Do you see pushback coming in the form of get-tough-on-crime laws in California?
It’s going to get to a point where so many people and businesses are leaving California that it’s going to have to shift again. Maybe it doesn’t have to go back to where it was in the 1990s, but it has to come back to the middle or people are just going to move. We have many good people who are living in fear. They don’t feel comfortable going out at night because they’re afraid of being caught in the crossfire of something. We have to really consider what we’re doing as a state.
You’ve been part of the campaign to bring awareness to human trafficking and to crack down on traffickers. Are you encouraged by the results?
Fresno is doing a really great job. In fact, Sen. (Dianne) Feinstein visited here about a year-and-a-half ago and then said on the Senate floor that Fresno is a model for the rest of the nation. We have a very good relationship between the DA’s office, local law enforcement, and our federal partners at the FBI and the U.S. Attorney’s Office. We all work very closely with the nonprofits and the faith-based groups that are helping. Breaking the Chains is doing amazing work, and not just in Fresno. They’re taking in sex trafficking victims from other counties because sometimes it’s not good to house the victims where they are known.
But human trafficking continues to be a big problem that we need to keep talking about. What we’re talking about is education and awareness to prevent (the recruitment) of girls who are susceptible to human trafficking. It’s the same with gangs. We need to talk to parents, grandparents, guardians, and teachers so they understand what it looks like. How do kids fall into gangs? How do girls fall into being victimized in human trafficking? If they know what it looks like, we have a better chance of keeping them out of that life.
What keeps you going every day?
I was raised to be a fighter. There are so many good things that come out of the criminal justice system, and there are so many people we help. There are people who don’t have a voice of their own; we are a champion for them. And there are people who do participate in prosecutions.
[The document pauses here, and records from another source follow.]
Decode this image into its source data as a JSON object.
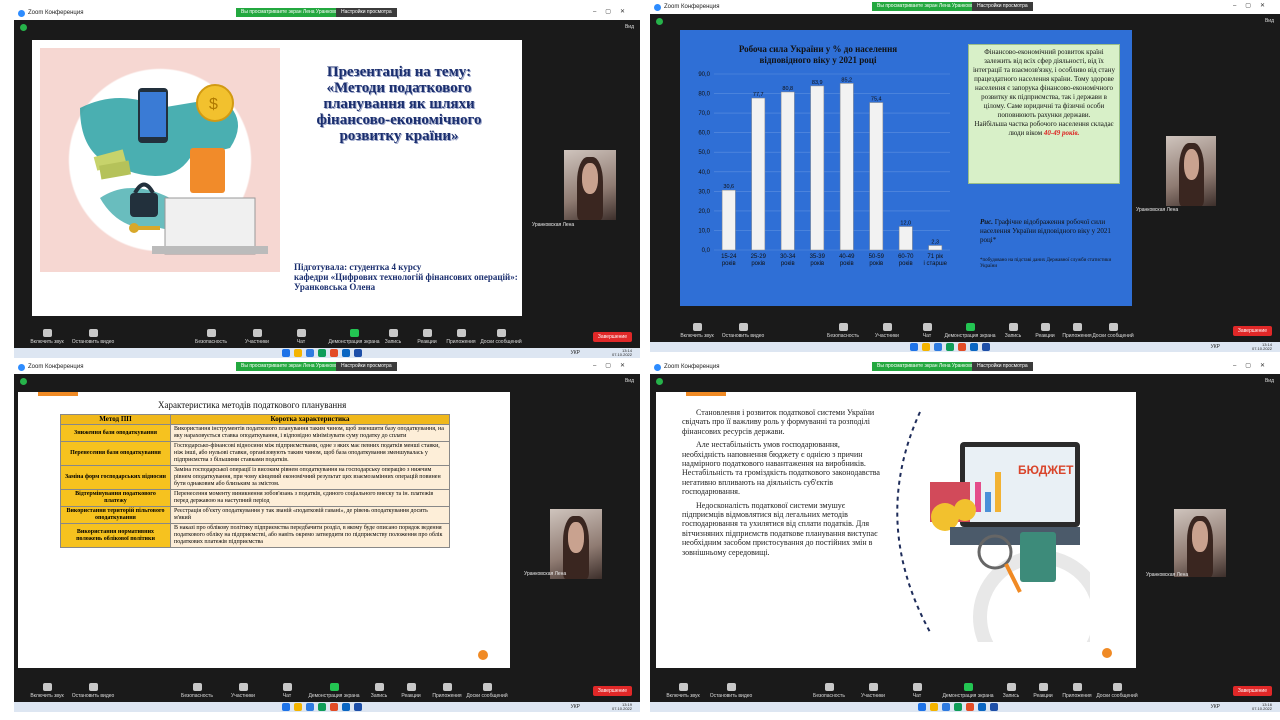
{
  "zoom": {
    "app_title": "Zoom Конференция",
    "share_banner": "Вы просматриваете экран Лена Уранковская",
    "view_settings": "Настройки просмотра",
    "view_label": "Вид",
    "participant_name": "Уранковская Лена",
    "participants_count": "11",
    "end_label": "Завершение",
    "toolbar": {
      "audio": "Включить звук",
      "video": "Остановить видео",
      "security": "Безопасность",
      "participants": "Участники",
      "chat": "Чат",
      "share": "Демонстрация экрана",
      "record": "Запись",
      "reactions": "Реакции",
      "apps": "Приложения",
      "whiteboards": "Доски сообщений"
    }
  },
  "taskbar": {
    "lang": "УКР",
    "times": [
      "13:14",
      "13:14",
      "13:19",
      "13:16"
    ],
    "date": "07.10.2022",
    "icon_colors": [
      "#1e73e8",
      "#f4b400",
      "#2f7be0",
      "#0f9d58",
      "#e34c26",
      "#0a66c2",
      "#1e4fa8"
    ]
  },
  "slide1": {
    "title": "Презентація на тему: «Методи податкового планування як шляхи фінансово-економічного розвитку країни»",
    "prepared_line1": "Підготувала: студентка 4 курсу",
    "prepared_line2": "кафедри «Цифрових технологій фінансових операцій»:",
    "prepared_line3": "Уранковська Олена"
  },
  "slide2": {
    "info_text": "Фінансово-економічний розвиток країні залежить від всіх сфер діяльності, від їх інтеграції та взаємозв'язку, і особливо від стану працездатного населення країни. Тому здорове населення є запорука фінансово-економічного розвитку як підприємства, так і держави в цілому. Саме юридичні та фізичні особи поповнюють рахунки держави.",
    "info_highlight_prefix": "Найбільша частка робочого населення складає люди віком",
    "info_highlight": "40-49 років.",
    "caption_label": "Рис.",
    "caption": "Графічне відображення робочої сили населення України відповідного віку у 2021 році*",
    "caption_note": "*побудовано на підставі даних Державної служби статистики України"
  },
  "chart_data": {
    "type": "bar",
    "title": "Робоча сила України у % до населення відповідного віку у 2021 році",
    "categories": [
      "15-24 років",
      "25-29 років",
      "30-34 років",
      "35-39 років",
      "40-49 років",
      "50-59 років",
      "60-70 років",
      "71 рік і старше"
    ],
    "values": [
      30.6,
      77.7,
      80.8,
      83.9,
      85.2,
      75.4,
      12.0,
      2.3
    ],
    "value_labels": [
      "30,6",
      "77,7",
      "80,8",
      "83,9",
      "85,2",
      "75,4",
      "12,0",
      "2,3"
    ],
    "y_ticks": [
      "0,0",
      "10,0",
      "20,0",
      "30,0",
      "40,0",
      "50,0",
      "60,0",
      "70,0",
      "80,0",
      "90,0"
    ],
    "ylim": [
      0,
      90
    ],
    "grid": true,
    "bar_color": "#f2f2f2"
  },
  "slide3": {
    "heading": "Характеристика методів податкового планування",
    "col_method": "Метод ПП",
    "col_desc": "Коротка характеристика",
    "rows": [
      {
        "method": "Зниження бази оподаткування",
        "desc": "Використання інструментів податкового планування таким чином, щоб зменшити базу оподаткування, на яку нараховується ставка оподаткування, і відповідно мінімізувати суму податку до сплати"
      },
      {
        "method": "Перенесення бази оподаткування",
        "desc": "Господарсько-фінансові відносини між підприємствами, одне з яких має певних податків менші ставки, ніж інші, або нульові ставки, організовують таким чином, щоб база оподаткування зменшувалась у підприємства з більшими ставками податків."
      },
      {
        "method": "Заміна форм господарських відносин",
        "desc": "Заміна господарської операції із високим рівнем оподаткування на господарську операцію з нижчим рівнем оподаткування, при чому кінцевий економічний результат цих взаємозамінних операцій повинен бути однаковим або близьким за змістом."
      },
      {
        "method": "Відтермінування податкового платежу",
        "desc": "Перенесення моменту виникнення зобов'язань з податків, єдиного соціального внеску та ін. платежів перед державою на наступний період"
      },
      {
        "method": "Використання територій пільгового оподаткування",
        "desc": "Реєстрація об'єкту оподаткування у так званій «податковій гавані», де рівень оподаткування досить м'який"
      },
      {
        "method": "Використання нормативних положень облікової політики",
        "desc": "В наказі про облікову політику підприємства передбачити розділ, в якому буде описано порядок ведення податкового обліку на підприємстві, або навіть окремо затвердити по підприємству положення про облік податкових платежів підприємства"
      }
    ]
  },
  "slide4": {
    "p1": "Становлення і розвиток податкової системи України свідчать про її важливу роль у формуванні та розподілі фінансових ресурсів держави.",
    "p2": "Але нестабільність умов господарювання, необхідність наповнення бюджету є однією з причин надмірного податкового навантаження на виробників. Нестабільність та громіздкість податкового законодавства негативно впливають на діяльність суб'єктів господарювання.",
    "p3": "Недосконалість податкової системи змушує підприємців відмовлятися від легальних методів господарювання та ухилятися від сплати податків. Для вітчизняних підприємств податкове планування виступає необхідним засобом пристосування до постійних змін в зовнішньому середовищі.",
    "budget_label": "БЮДЖЕТ"
  }
}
There are citizens who have had enough. They don’t want violence in their neighborhood or other people’s neighborhoods. They want to worship in peace. They want to shop in peace. And they want our community to thrive. They are the people who motivate me every day.
We are recruiting a lot of young prosecutors coming out of law school. I sit across the table during the interview process, and they say they want to serve their community. That inspires me. I have a victim from a domestic violence case about 10 years ago who wanted to become a prosecutor but didn’t think she’d ever be able to do that. Her husband tried to murder her, her mother, and her brother. She survived the trial. She went to Fresno Pacific and got a bachelor’s degree. She just graduated from San Joaquin College of Law. She’s going to be a prosecutor when she passes the bar and that inspires me. As do the many good law enforcement officers and the many good people of this community who deserve to have a strong DA’s office.